#### TASK BRIEF:
In the listing below, find each line containing "true" and report it.

[PROVIDED MATERIAL Boundary: Start]

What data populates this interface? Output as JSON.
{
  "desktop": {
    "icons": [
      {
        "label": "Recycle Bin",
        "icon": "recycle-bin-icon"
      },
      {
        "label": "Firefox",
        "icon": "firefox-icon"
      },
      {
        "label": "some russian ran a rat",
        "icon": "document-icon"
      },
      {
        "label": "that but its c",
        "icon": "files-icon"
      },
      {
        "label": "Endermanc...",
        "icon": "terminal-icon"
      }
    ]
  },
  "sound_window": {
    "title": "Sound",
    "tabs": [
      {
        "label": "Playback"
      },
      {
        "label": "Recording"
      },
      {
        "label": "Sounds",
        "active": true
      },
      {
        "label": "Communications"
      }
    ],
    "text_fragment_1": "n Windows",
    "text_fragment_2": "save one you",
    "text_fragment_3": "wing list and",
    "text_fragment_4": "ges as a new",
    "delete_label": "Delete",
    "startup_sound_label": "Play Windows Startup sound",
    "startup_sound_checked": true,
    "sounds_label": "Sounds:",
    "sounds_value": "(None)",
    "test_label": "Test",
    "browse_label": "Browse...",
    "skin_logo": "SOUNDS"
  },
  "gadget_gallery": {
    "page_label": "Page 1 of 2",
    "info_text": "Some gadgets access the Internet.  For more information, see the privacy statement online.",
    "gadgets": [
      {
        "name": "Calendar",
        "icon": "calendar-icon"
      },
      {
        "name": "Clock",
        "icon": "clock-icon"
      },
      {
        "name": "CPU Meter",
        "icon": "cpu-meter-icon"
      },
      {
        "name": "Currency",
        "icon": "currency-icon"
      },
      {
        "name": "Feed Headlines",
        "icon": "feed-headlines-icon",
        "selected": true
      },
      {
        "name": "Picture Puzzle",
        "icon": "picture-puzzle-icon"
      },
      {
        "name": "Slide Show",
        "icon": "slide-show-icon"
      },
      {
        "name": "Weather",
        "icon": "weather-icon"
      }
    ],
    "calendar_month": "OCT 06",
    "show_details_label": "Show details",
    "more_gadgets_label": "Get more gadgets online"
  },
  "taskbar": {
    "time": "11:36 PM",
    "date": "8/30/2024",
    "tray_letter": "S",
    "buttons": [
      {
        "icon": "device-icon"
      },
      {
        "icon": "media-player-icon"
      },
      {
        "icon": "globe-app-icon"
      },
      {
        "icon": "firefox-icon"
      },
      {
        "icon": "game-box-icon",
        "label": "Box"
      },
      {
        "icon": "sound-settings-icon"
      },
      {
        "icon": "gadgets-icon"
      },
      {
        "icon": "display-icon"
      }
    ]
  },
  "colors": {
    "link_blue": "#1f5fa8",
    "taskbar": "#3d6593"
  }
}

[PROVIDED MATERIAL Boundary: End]

#### ANSWER BOX:
        "active": true
    "startup_sound_checked": true,
        "selected": true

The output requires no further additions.